The FDA notice “has nothing to do with the current test,” Klausner said, acknowledging that it “has clearly caused some confusion.” “It’s been authorized, it’s been performing extremely well.”
The day after the FDA’s notice, a Curative executive sent a letter to its clients informing them of the study’s existence, saying the alert was “due to FDA questions about the study design for these additional data.”
An agency spokesperson said it was “reviewing all available information about this test, including information that has become available post-authorization about the performance of this test in both asymptomatic and symptomatic individuals.”
Both parties declined to release the new data, but some signs suggest it was unsatisfactory.
Los Angeles County initially allowed Curative to be used at pop-up testing sites that launched in mid-December, based on a review of its publicly available data. But its health services department said that over the last week, “after receiving the FDA alert and reviewing the data that prompted the alert,” it would discontinue the tests, according to a statement sent to BuzzFeed News. That stance diverges from that of the city of Los Angeles, which is still offering Curative tests.

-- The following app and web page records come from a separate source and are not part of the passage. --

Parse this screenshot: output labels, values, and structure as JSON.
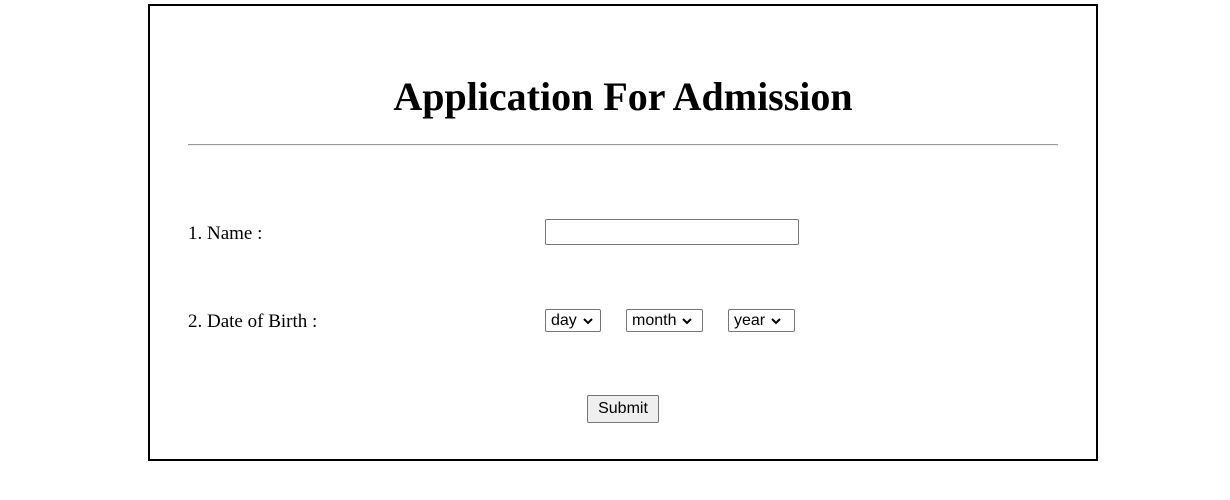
{
  "form": {
    "title": "Application For Admission",
    "name_label": "1. Name :",
    "name_value": "",
    "dob_label": "2. Date of Birth :",
    "dob": {
      "day_selected": "day",
      "month_selected": "month",
      "year_selected": "year"
    },
    "submit_label": "Submit"
  },
  "icons": {
    "select_arrow": "chevron-down-icon"
  },
  "colors": {
    "border": "#000000",
    "rule": "#9a9a9a",
    "button_bg": "#efefef",
    "control_border": "#767676"
  }
}
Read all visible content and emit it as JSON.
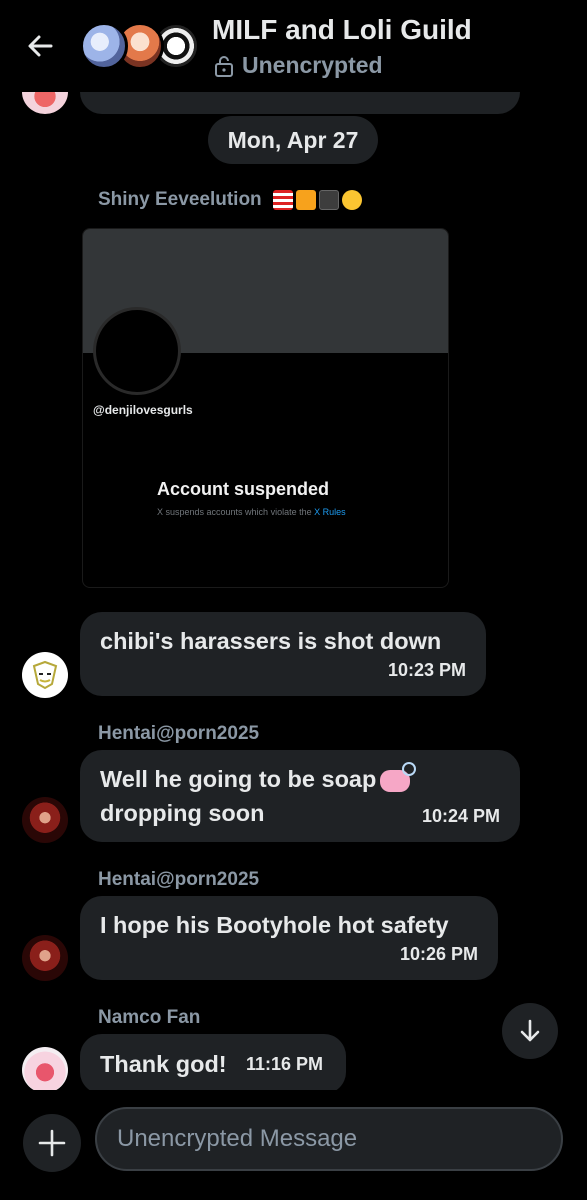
{
  "header": {
    "title": "MILF and Loli Guild",
    "subtitle": "Unencrypted"
  },
  "date_separator": "Mon, Apr 27",
  "messages": [
    {
      "sender": "Shiny Eeveelution",
      "sender_badges": [
        "us-flag",
        "orange-square",
        "black-square",
        "crying-face"
      ],
      "type": "media",
      "media": {
        "handle": "@denjilovesgurls",
        "title": "Account suspended",
        "note_prefix": "X suspends accounts which violate the",
        "note_link": "X Rules"
      }
    },
    {
      "text": "chibi's harassers is shot down",
      "time": "10:23 PM"
    },
    {
      "sender": "Hentai@porn2025",
      "text_line1": "Well he going to be soap",
      "text_line2": "dropping soon",
      "time": "10:24 PM"
    },
    {
      "sender": "Hentai@porn2025",
      "text": "I hope his Bootyhole hot safety",
      "time": "10:26 PM"
    },
    {
      "sender": "Namco Fan",
      "text": "Thank god!",
      "time": "11:16 PM"
    }
  ],
  "composer": {
    "placeholder": "Unencrypted Message"
  },
  "icons": {
    "back": "arrow-left-icon",
    "lock": "lock-open-icon",
    "scroll_down": "arrow-down-icon",
    "add": "plus-icon"
  },
  "colors": {
    "background": "#000000",
    "bubble": "#1f2225",
    "muted_text": "#8b98a5",
    "link": "#1d9bf0"
  }
}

Nathan Cortez, an FDA legal expert at Southern Methodist University in Texas, said that companies frequently study products for “off-label” uses with the goal of seeking permission to make more expansive marketing claims. “It strikes me as the responsible thing to do to run clinical trials to see if Curative’s test is safe and effective in asymptomatic people,” he wrote.
But it would cross a line, he added, if it promoted its test as effective in circumstances that it didn’t have the data to back up.
Given the confusion whipped up by the FDA notice, Baird called on Curative to release its new data and set the record straight.
“If Curative stands to be part of our back to work, back to school, back to whatever,” he said, “we should understand how the test works.”
Curative is pushing back against the FDA’s warning, but scientists say that at least one of its defenses is misleading.
Curative has asserted that nothing about its test’s accuracy or performance has changed. It’s also pushed back against the suggestion that its test produces more false negatives.
“Testing sensitivity and accuracy on behalf of our patients is at the heart of our work,” Turner said in a statement.
On Jan. 8, Turner tweeted a graph comparing two sets of average percentages of positive results: one found by Curative’s tests, the other reported for all tests in California.
A Curative spokesperson said that the graph showed that “Curative’s positivity rate largely agrees with other labs,” and Klausner said in a message that it would “suggest there is no problem whatsoever with the current Curative test.”
But outside experts said the graph was misleading. The people tested by Curative are not necessarily representative of all Californians getting tested, so comparing the portion of infections in the two groups doesn’t prove anything about the rate of false negatives from Curative’s test, they said.
“Without telling you who these people are, I think this plot is entirely meaningless in and of itself,” Baird said.
“I don’t know what you can infer from it,” Butler-Wu said.
In response, a Curative spokesperson said that the company tests “a fairly representative sample” of Californians.
This story has been updated to clarify how accurate Curative claims its saliva test is at identifying positive and negative cases.